_The data_.
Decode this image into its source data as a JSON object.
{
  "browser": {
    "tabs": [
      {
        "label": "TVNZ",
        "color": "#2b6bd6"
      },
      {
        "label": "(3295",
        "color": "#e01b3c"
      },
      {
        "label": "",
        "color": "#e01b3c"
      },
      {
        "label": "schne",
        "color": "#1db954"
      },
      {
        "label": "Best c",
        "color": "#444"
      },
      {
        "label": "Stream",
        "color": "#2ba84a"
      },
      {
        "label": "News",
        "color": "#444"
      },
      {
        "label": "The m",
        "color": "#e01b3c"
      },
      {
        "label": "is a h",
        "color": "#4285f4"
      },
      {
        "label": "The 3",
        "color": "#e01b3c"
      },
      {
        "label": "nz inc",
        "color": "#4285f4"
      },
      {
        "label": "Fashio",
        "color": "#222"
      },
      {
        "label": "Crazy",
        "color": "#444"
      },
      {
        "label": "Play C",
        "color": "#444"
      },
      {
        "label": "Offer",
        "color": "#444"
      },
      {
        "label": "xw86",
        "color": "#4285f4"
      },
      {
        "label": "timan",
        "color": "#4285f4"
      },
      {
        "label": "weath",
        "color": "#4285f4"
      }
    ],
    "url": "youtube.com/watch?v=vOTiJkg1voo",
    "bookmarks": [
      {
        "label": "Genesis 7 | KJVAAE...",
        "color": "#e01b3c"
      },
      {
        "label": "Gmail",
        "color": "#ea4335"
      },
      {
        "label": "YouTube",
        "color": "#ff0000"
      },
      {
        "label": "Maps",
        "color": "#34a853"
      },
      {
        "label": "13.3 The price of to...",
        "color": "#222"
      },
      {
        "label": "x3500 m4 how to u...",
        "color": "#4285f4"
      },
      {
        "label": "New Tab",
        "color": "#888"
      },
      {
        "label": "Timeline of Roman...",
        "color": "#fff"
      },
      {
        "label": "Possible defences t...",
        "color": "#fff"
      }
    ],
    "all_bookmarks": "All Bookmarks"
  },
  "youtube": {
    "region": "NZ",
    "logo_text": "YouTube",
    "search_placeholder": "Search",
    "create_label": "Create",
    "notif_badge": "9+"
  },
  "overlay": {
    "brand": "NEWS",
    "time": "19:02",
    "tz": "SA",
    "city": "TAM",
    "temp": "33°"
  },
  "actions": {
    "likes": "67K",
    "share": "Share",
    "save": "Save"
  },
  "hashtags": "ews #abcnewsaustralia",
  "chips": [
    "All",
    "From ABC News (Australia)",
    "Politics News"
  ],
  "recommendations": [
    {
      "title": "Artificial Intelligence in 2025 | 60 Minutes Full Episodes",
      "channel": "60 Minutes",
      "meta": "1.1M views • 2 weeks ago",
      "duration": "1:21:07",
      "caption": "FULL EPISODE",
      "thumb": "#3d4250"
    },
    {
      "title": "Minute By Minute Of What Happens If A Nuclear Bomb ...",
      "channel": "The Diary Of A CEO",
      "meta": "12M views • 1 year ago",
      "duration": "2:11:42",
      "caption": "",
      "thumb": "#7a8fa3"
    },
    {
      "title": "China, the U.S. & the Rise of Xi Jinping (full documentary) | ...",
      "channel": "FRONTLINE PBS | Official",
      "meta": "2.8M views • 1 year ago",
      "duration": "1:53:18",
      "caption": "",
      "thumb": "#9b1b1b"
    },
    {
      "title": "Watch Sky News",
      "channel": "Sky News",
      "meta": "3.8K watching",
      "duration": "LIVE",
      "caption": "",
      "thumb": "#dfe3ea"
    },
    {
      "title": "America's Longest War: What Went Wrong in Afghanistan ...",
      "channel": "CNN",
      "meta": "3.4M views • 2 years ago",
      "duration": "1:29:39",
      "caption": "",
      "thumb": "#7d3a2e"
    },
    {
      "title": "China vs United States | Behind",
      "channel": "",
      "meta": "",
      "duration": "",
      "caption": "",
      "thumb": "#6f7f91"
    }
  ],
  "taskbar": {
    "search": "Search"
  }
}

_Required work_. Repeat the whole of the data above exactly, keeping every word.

_Solution for this problem_.
Decode this image into its source data as a JSON object.
{
  "browser": {
    "tabs": [
      {
        "label": "TVNZ",
        "color": "#2b6bd6"
      },
      {
        "label": "(3295",
        "color": "#e01b3c"
      },
      {
        "label": "",
        "color": "#e01b3c"
      },
      {
        "label": "schne",
        "color": "#1db954"
      },
      {
        "label": "Best c",
        "color": "#444"
      },
      {
        "label": "Stream",
        "color": "#2ba84a"
      },
      {
        "label": "News",
        "color": "#444"
      },
      {
        "label": "The m",
        "color": "#e01b3c"
      },
      {
        "label": "is a h",
        "color": "#4285f4"
      },
      {
        "label": "The 3",
        "color": "#e01b3c"
      },
      {
        "label": "nz inc",
        "color": "#4285f4"
      },
      {
        "label": "Fashio",
        "color": "#222"
      },
      {
        "label": "Crazy",
        "color": "#444"
      },
      {
        "label": "Play C",
        "color": "#444"
      },
      {
        "label": "Offer",
        "color": "#444"
      },
      {
        "label": "xw86",
        "color": "#4285f4"
      },
      {
        "label": "timan",
        "color": "#4285f4"
      },
      {
        "label": "weath",
        "color": "#4285f4"
      }
    ],
    "url": "youtube.com/watch?v=vOTiJkg1voo",
    "bookmarks": [
      {
        "label": "Genesis 7 | KJVAAE...",
        "color": "#e01b3c"
      },
      {
        "label": "Gmail",
        "color": "#ea4335"
      },
      {
        "label": "YouTube",
        "color": "#ff0000"
      },
      {
        "label": "Maps",
        "color": "#34a853"
      },
      {
        "label": "13.3 The price of to...",
        "color": "#222"
      },
      {
        "label": "x3500 m4 how to u...",
        "color": "#4285f4"
      },
      {
        "label": "New Tab",
        "color": "#888"
      },
      {
        "label": "Timeline of Roman...",
        "color": "#fff"
      },
      {
        "label": "Possible defences t...",
        "color": "#fff"
      }
    ],
    "all_bookmarks": "All Bookmarks"
  },
  "youtube": {
    "region": "NZ",
    "logo_text": "YouTube",
    "search_placeholder": "Search",
    "create_label": "Create",
    "notif_badge": "9+"
  },
  "overlay": {
    "brand": "NEWS",
    "time": "19:02",
    "tz": "SA",
    "city": "TAM",
    "temp": "33°"
  },
  "actions": {
    "likes": "67K",
    "share": "Share",
    "save": "Save"
  },
  "hashtags": "ews #abcnewsaustralia",
  "chips": [
    "All",
    "From ABC News (Australia)",
    "Politics News"
  ],
  "recommendations": [
    {
      "title": "Artificial Intelligence in 2025 | 60 Minutes Full Episodes",
      "channel": "60 Minutes",
      "meta": "1.1M views • 2 weeks ago",
      "duration": "1:21:07",
      "caption": "FULL EPISODE",
      "thumb": "#3d4250"
    },
    {
      "title": "Minute By Minute Of What Happens If A Nuclear Bomb ...",
      "channel": "The Diary Of A CEO",
      "meta": "12M views • 1 year ago",
      "duration": "2:11:42",
      "caption": "",
      "thumb": "#7a8fa3"
    },
    {
      "title": "China, the U.S. & the Rise of Xi Jinping (full documentary) | ...",
      "channel": "FRONTLINE PBS | Official",
      "meta": "2.8M views • 1 year ago",
      "duration": "1:53:18",
      "caption": "",
      "thumb": "#9b1b1b"
    },
    {
      "title": "Watch Sky News",
      "channel": "Sky News",
      "meta": "3.8K watching",
      "duration": "LIVE",
      "caption": "",
      "thumb": "#dfe3ea"
    },
    {
      "title": "America's Longest War: What Went Wrong in Afghanistan ...",
      "channel": "CNN",
      "meta": "3.4M views • 2 years ago",
      "duration": "1:29:39",
      "caption": "",
      "thumb": "#7d3a2e"
    },
    {
      "title": "China vs United States | Behind",
      "channel": "",
      "meta": "",
      "duration": "",
      "caption": "",
      "thumb": "#6f7f91"
    }
  ],
  "taskbar": {
    "search": "Search"
  }
}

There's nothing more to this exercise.